Greetings all.

A student (retired dentist) in my casting class is telling about
knowing someone years ago who (sounds like a fairytale already) who
was taking coral fronds, investing them then using an acid to
dissolve out the coral and casting from there. His question was
about the acid used that would not harm the investment. I plead
absolute ignorance about if this is even possible much less what
would be used.

Comments and instruction please. Insane laughter is all right too.
Either way I get edgeecated and he gets an answer.

Bill Churlik

coral fronds, investing them then using an acid to dissolve out
the coral 

Since coral is calcium carbonate, 10% hydrochloric should do it.
Most common acids would (except HF, which you don’t want to mess
wiith anyway), but HCl is the easiest to come by.


Thanks, this may be a part of the possible answer.

That most important concern is will the acid also attack the gypsum
binder (calcium sulfate ? ) in the investment ( phosphate binder for
platinum investment)? Of course there is the issue of fumes and
burnout.
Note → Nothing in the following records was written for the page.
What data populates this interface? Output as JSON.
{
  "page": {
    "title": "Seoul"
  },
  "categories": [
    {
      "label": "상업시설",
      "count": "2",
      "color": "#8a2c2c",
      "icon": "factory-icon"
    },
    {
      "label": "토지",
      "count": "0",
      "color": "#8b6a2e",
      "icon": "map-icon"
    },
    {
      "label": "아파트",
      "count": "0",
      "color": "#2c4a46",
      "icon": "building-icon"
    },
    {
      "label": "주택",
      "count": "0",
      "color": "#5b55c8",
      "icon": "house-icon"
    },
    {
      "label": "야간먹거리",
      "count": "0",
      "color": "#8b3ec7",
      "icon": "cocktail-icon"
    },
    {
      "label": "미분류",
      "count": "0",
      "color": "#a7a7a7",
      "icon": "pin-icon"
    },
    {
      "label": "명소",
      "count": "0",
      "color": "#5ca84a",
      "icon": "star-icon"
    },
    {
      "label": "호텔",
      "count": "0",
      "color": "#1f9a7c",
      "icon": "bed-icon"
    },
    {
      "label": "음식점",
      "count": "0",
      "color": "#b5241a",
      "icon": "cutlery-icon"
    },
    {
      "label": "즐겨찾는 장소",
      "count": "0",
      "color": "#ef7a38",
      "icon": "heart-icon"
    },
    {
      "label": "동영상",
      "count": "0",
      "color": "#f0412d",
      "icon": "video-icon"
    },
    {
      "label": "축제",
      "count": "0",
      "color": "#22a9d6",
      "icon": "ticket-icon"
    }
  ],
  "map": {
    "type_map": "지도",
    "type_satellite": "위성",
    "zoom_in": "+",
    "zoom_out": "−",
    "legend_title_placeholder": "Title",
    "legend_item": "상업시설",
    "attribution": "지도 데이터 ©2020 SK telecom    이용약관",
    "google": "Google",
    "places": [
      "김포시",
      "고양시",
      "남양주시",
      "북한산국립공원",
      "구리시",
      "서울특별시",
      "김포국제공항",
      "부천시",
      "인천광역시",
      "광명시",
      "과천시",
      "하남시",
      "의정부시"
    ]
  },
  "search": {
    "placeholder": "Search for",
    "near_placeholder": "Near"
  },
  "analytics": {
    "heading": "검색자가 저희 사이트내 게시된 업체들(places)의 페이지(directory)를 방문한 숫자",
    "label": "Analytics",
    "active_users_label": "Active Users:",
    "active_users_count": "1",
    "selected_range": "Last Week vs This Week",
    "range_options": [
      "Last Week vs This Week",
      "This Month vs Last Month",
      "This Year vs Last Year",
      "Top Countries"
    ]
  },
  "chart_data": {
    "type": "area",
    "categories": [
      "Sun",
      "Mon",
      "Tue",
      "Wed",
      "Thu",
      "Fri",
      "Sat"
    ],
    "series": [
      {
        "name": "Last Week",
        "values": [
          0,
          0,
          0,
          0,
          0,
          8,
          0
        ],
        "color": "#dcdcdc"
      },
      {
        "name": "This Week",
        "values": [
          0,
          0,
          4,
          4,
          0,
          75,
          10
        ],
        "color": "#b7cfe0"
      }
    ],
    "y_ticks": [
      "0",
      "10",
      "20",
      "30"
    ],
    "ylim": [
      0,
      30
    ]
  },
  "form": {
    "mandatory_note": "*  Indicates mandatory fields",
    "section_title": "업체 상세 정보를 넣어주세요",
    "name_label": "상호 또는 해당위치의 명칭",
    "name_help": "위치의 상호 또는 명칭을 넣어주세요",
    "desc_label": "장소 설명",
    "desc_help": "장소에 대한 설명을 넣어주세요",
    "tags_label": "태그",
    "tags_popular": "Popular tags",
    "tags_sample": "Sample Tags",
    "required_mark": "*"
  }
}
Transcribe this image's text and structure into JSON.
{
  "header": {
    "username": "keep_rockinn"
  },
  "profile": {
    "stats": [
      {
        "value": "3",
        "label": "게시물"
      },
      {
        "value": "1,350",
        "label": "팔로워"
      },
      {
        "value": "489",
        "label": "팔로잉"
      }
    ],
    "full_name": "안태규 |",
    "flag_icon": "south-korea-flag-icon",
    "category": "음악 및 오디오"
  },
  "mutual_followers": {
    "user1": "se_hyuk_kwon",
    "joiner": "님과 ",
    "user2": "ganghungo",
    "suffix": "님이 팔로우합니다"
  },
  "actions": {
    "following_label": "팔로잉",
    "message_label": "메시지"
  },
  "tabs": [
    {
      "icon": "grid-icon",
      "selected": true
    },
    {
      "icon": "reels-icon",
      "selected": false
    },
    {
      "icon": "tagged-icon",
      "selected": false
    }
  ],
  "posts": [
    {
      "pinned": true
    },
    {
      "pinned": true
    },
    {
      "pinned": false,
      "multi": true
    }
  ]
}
Thank you Teri.

Just think, I could have told my student,“You are nuts, just do as I
say, go away don’t bother me.” The correct answer is important, so is
the thrill of the hunt!

Bill Churlik

Any acid that would etch the coral away would dissolve the gypsum
binder in the investment as well. Possibly this person could have
made a rubber mold of the coral and then used the acid to dissolve
the coral but I have a hard time seeing how one would do it with

Jim Binnion

James Binnion Metal Arts
Phone (360) 756-6550
Toll Free (877) 408 7287
Fax (360) 756-2160

Member of the Better Business Bureau

Some time ago I came across a web site for casting bird skulls, I
can’t remember the site. The important thing was that it was done
with shell casting , this is a kind of mould made with a clay slurry
and ceramic powder put on (dipped) in alternate layers, this is then
baked like a pot and the bone could then be etched away with acid .
The mould would be unaffected. Presumably coral could be done in the
same way.

Tim Blades.


Thanks for the input. I had not thought of a ceramic shell. Got to
try that technique soon. I was looking at a piece of coral that I
used as a display piece. I would think trying to clean out the
ceramic casing would be difficult if not impossible… The piece would
also be impossible to rubber mold and then cut loose. This all may
depend on how convoluted or “branchy” the branch is.

At this point if someone were wanting to get the coral look in
metal, I would recommend electroforming a copper layer on the coral
then plating as an easy out.

Bill Churlik


I wouldn’t want to do it, I have seen someone take a week getting
the shell out of a heavily textured sculpture !

If it were me I would do a soft thin RTV mould and pressure cast the
wax in ( pour in very hot wax and put in a pressure tank and squash
out the bubbles , The thin mould gives you more chance to peel it
off. A seroiusly 3D piece would be a real problem .

This thought will no doubt inspire some artist to insist that
someone like me has to work out a way !

Tim Blades

How about using the technique often used by people who cast plaster
figures etc.? Make a mould of the coral by applying a thin (1/8")
skin of rubber latex all over and, before removing the coral, cast
this whole lot into a block of plaster of Paris (may need to be a
sectional block). Now remove the coral and rubber from the plaster
and peel the rubber off the coral. If you now put the rubber mould
back into the plaster block, this will support it while you cast
waxes from the rubber etc.

Best Wishes,

Ian W. Wright
Sheffield UK